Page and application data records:

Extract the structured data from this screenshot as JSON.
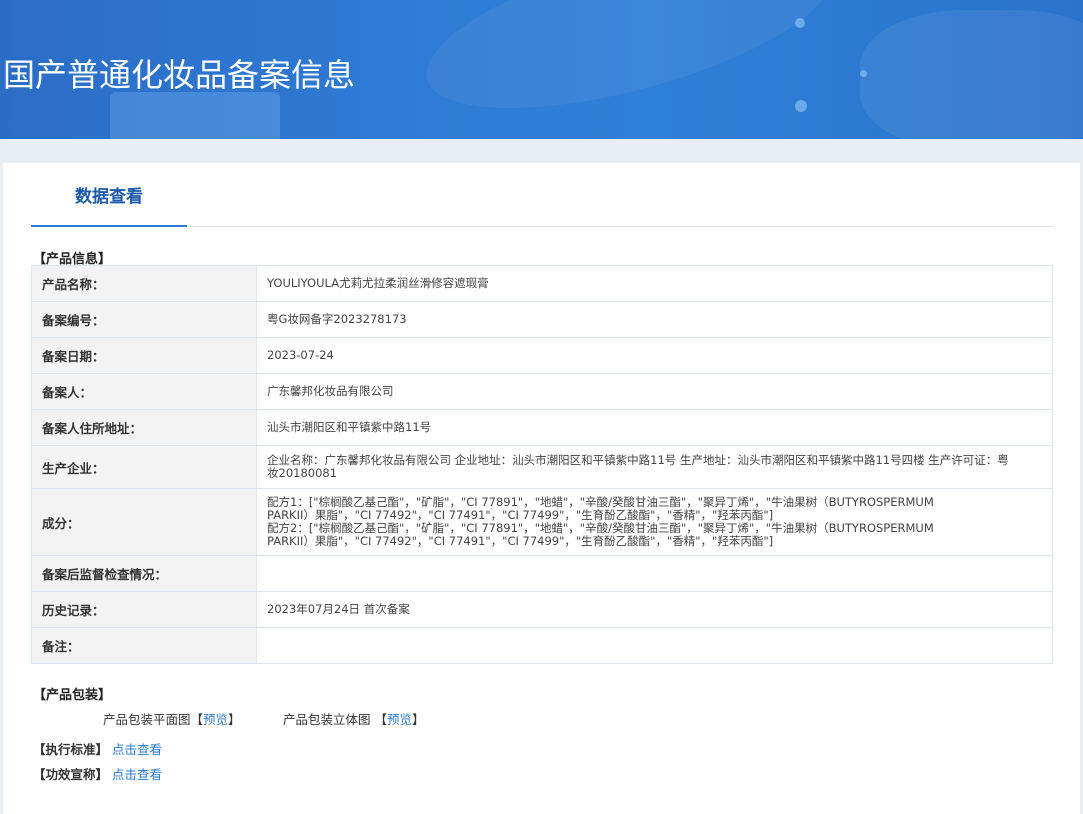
{
  "header": {
    "title": "国产普通化妆品备案信息"
  },
  "tabs": [
    {
      "label": "数据查看"
    }
  ],
  "product_info": {
    "section_title": "【产品信息】",
    "rows": [
      {
        "label": "产品名称：",
        "value": "YOULIYOULA尤莉尤拉柔润丝滑修容遮瑕膏"
      },
      {
        "label": "备案编号：",
        "value": "粤G妆网备字2023278173"
      },
      {
        "label": "备案日期：",
        "value": "2023-07-24"
      },
      {
        "label": "备案人：",
        "value": "广东馨邦化妆品有限公司"
      },
      {
        "label": "备案人住所地址：",
        "value": "汕头市潮阳区和平镇紫中路11号"
      },
      {
        "label": "生产企业：",
        "value": "企业名称：广东馨邦化妆品有限公司 企业地址：汕头市潮阳区和平镇紫中路11号 生产地址：汕头市潮阳区和平镇紫中路11号四楼 生产许可证：粤妆20180081"
      },
      {
        "label": "成分：",
        "value": "配方1：[\"棕榈酸乙基己酯\"，\"矿脂\"，\"CI 77891\"，\"地蜡\"，\"辛酸/癸酸甘油三酯\"，\"聚异丁烯\"，\"牛油果树（BUTYROSPERMUM PARKII）果脂\"，\"CI 77492\"，\"CI 77491\"，\"CI 77499\"，\"生育酚乙酸酯\"，\"香精\"，\"羟苯丙酯\"]",
        "value2": "配方2：[\"棕榈酸乙基己酯\"，\"矿脂\"，\"CI 77891\"，\"地蜡\"，\"辛酸/癸酸甘油三酯\"，\"聚异丁烯\"，\"牛油果树（BUTYROSPERMUM PARKII）果脂\"，\"CI 77492\"，\"CI 77491\"，\"CI 77499\"，\"生育酚乙酸酯\"，\"香精\"，\"羟苯丙酯\"]"
      },
      {
        "label": "备案后监督检查情况：",
        "value": ""
      },
      {
        "label": "历史记录：",
        "value": "2023年07月24日 首次备案"
      },
      {
        "label": "备注：",
        "value": ""
      }
    ]
  },
  "packaging": {
    "section_title": "【产品包装】",
    "flat_label": "产品包装平面图",
    "flat_link": "预览",
    "solid_label": "产品包装立体图",
    "solid_link": "预览",
    "bracket_open": "【",
    "bracket_close": "】"
  },
  "standards": {
    "label": "【执行标准】",
    "link": "点击查看"
  },
  "efficacy": {
    "label": "【功效宣称】",
    "link": "点击查看"
  },
  "colors": {
    "banner": "#2f7ad4",
    "accent": "#2d7bd1",
    "tab_text": "#1e5aa8",
    "table_border": "#9fc0e4"
  }
}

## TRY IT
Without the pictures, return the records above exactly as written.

## TASK RESULT
Extract the structured data from this screenshot as JSON.
{
  "header": {
    "title": "国产普通化妆品备案信息"
  },
  "tabs": [
    {
      "label": "数据查看"
    }
  ],
  "product_info": {
    "section_title": "【产品信息】",
    "rows": [
      {
        "label": "产品名称：",
        "value": "YOULIYOULA尤莉尤拉柔润丝滑修容遮瑕膏"
      },
      {
        "label": "备案编号：",
        "value": "粤G妆网备字2023278173"
      },
      {
        "label": "备案日期：",
        "value": "2023-07-24"
      },
      {
        "label": "备案人：",
        "value": "广东馨邦化妆品有限公司"
      },
      {
        "label": "备案人住所地址：",
        "value": "汕头市潮阳区和平镇紫中路11号"
      },
      {
        "label": "生产企业：",
        "value": "企业名称：广东馨邦化妆品有限公司 企业地址：汕头市潮阳区和平镇紫中路11号 生产地址：汕头市潮阳区和平镇紫中路11号四楼 生产许可证：粤妆20180081"
      },
      {
        "label": "成分：",
        "value": "配方1：[\"棕榈酸乙基己酯\"，\"矿脂\"，\"CI 77891\"，\"地蜡\"，\"辛酸/癸酸甘油三酯\"，\"聚异丁烯\"，\"牛油果树（BUTYROSPERMUM PARKII）果脂\"，\"CI 77492\"，\"CI 77491\"，\"CI 77499\"，\"生育酚乙酸酯\"，\"香精\"，\"羟苯丙酯\"]",
        "value2": "配方2：[\"棕榈酸乙基己酯\"，\"矿脂\"，\"CI 77891\"，\"地蜡\"，\"辛酸/癸酸甘油三酯\"，\"聚异丁烯\"，\"牛油果树（BUTYROSPERMUM PARKII）果脂\"，\"CI 77492\"，\"CI 77491\"，\"CI 77499\"，\"生育酚乙酸酯\"，\"香精\"，\"羟苯丙酯\"]"
      },
      {
        "label": "备案后监督检查情况：",
        "value": ""
      },
      {
        "label": "历史记录：",
        "value": "2023年07月24日 首次备案"
      },
      {
        "label": "备注：",
        "value": ""
      }
    ]
  },
  "packaging": {
    "section_title": "【产品包装】",
    "flat_label": "产品包装平面图",
    "flat_link": "预览",
    "solid_label": "产品包装立体图",
    "solid_link": "预览",
    "bracket_open": "【",
    "bracket_close": "】"
  },
  "standards": {
    "label": "【执行标准】",
    "link": "点击查看"
  },
  "efficacy": {
    "label": "【功效宣称】",
    "link": "点击查看"
  },
  "colors": {
    "banner": "#2f7ad4",
    "accent": "#2d7bd1",
    "tab_text": "#1e5aa8",
    "table_border": "#9fc0e4"
  }
}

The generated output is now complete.